This past school year has been like none other I could have ever imagined. With the Coronavirus pandemic in full swing, our family made the decision to withdraw our 2nd grader from public school and homeschool him. We didn’t make this decision lightly, but it really seemed like it was the best and most logical choice for us. We withdrew our oldest from school back in October and I have been homeschooling him ever since. This past week, we made it official to enroll our kiddos back into public school for the upcoming school year. Homeschool is coming to an end and that is a wrap on that!

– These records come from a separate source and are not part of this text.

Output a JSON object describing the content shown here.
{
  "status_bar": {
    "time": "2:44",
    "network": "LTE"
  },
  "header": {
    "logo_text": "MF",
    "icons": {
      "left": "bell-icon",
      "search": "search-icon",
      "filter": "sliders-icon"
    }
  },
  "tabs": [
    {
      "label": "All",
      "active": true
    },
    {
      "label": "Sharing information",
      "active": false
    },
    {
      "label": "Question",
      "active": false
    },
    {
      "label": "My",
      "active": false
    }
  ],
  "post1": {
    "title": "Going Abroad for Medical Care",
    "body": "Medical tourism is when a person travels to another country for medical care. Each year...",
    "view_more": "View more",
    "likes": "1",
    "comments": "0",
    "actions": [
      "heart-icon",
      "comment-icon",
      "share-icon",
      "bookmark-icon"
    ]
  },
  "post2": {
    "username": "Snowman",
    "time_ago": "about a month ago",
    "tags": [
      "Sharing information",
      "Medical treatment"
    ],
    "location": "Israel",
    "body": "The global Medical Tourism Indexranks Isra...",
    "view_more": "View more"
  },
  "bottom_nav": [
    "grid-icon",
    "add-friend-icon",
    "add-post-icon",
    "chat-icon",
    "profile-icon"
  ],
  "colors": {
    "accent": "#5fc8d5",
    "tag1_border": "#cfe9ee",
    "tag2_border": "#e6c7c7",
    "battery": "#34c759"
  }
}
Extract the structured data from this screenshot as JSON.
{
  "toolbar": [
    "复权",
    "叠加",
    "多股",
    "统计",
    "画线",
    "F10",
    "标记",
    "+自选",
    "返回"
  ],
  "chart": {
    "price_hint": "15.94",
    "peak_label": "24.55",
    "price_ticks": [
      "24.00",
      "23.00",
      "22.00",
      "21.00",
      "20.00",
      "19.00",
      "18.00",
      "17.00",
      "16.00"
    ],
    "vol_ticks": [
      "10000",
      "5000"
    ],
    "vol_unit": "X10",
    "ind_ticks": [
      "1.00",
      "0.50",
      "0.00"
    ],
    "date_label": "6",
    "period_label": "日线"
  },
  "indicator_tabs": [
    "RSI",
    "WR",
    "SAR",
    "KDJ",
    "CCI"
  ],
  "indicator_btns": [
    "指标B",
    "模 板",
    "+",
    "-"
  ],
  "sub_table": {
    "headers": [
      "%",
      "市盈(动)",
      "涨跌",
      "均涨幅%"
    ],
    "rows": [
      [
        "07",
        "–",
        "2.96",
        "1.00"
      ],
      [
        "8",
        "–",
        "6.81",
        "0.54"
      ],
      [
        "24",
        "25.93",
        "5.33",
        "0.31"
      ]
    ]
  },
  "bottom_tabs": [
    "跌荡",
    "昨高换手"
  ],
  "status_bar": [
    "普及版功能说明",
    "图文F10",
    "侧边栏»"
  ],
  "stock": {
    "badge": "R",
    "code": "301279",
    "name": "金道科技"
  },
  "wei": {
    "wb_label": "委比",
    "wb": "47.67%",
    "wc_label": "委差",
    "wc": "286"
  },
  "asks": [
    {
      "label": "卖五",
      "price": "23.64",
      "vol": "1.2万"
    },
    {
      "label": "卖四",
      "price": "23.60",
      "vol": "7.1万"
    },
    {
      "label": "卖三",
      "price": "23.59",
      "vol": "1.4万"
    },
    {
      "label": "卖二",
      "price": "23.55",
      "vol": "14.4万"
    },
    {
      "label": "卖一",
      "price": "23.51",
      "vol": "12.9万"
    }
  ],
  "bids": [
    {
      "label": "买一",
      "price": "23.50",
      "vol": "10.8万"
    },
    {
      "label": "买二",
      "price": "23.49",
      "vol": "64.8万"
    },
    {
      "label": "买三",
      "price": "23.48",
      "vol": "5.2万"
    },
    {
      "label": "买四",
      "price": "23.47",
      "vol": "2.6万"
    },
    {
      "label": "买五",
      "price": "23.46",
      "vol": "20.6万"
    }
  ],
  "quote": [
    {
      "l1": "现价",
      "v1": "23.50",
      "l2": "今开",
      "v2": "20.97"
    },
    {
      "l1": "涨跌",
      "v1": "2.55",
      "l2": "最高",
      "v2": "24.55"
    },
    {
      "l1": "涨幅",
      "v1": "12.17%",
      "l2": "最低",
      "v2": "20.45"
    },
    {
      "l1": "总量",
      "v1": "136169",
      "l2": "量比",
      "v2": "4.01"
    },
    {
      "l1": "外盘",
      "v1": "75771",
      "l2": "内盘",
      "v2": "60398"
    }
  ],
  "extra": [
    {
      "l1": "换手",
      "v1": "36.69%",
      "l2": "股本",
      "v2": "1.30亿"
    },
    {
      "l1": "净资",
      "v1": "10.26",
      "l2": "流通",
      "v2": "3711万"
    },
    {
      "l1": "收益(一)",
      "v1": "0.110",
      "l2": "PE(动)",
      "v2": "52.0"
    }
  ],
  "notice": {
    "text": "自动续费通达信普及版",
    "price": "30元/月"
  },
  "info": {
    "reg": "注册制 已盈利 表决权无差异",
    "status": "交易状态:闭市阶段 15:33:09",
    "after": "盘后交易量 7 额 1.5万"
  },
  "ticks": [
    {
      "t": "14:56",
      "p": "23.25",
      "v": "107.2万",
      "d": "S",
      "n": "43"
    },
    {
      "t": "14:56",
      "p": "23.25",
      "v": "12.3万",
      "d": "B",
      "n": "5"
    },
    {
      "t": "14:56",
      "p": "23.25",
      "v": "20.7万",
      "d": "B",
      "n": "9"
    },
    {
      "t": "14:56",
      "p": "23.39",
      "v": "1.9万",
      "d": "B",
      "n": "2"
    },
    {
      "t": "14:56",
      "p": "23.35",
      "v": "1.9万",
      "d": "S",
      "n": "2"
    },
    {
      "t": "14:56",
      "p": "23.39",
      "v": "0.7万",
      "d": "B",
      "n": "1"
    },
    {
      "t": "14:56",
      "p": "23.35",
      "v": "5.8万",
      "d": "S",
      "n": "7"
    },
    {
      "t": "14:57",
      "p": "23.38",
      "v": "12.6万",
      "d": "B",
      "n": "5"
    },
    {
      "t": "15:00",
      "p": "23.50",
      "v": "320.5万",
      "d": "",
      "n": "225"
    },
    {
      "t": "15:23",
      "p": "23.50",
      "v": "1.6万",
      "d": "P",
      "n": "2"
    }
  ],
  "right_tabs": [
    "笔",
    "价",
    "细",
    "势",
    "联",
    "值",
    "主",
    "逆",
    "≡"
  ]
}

I’ve felt a great deal of mom guilt over the fact that I personally did not enjoy homeschooling as much as some of my other homeschooling mom friends did. I remember reading a Facebook post from one of my friends, who also decided to homeschool this year, detailing how they are all just thriving in this new season and that even though homeschool was not on her radar pre-Covid, she is so glad to have this opportunity and that they are most likely going to continue on with homeschooling. Honestly, I could not be happier for my friend and her children who are in this groove and doing so well. I, on the other hand, looked at her success and translated it into my failure.
I found homeschooling to be very challenging. I was totally unprepared and really just flying by the seat of my pants with very little outside support. I looked at my friend and fell into the comparison trap. Ugh. I hate being in that place! I was really hard on myself about how difficult of a time I was having. One day, as I sat in a meditation/prayer time, I received the message that my Maker didn’t put homeschooling on my heart and that made it OK for me that I didn’t totally love this experience. Even though I had always been mildly curious about homeschooling my children, now I know that this path is not for me to be on long term. I was not a failure. I did my best, all things considered. A huge sigh of relief washed over me with this ah-ha moment.
It’s the final push of getting our assignments done. I’ve signed my 2nd grader up for a summer bridge program to fill in some gaps. My incoming kindergartener will hopefully go to a Kinder Boot Camp. I didn’t screw them up and everything is going to be fine. As I look back on this past school year, one of the greatest lessons that stands out to me is the gratitude of time spent together. Time that included spontaneous road trips, visits to the zoo, school at the park and more. I think homeschooling is an amazing experience and I certainly give an enthusiastic high-five to the families who have committed to that way of life for any length of time. For me and my children, it’s time to wrap up this chapter of our life and I have a feeling that has I look back on it, I will simultaneously remember it with fondness and wonder how I didn’t pull all of my hair out.
I wrote more about my homeschooling journey in a previous article on Scottsdale Mom Collective and you can read about it here.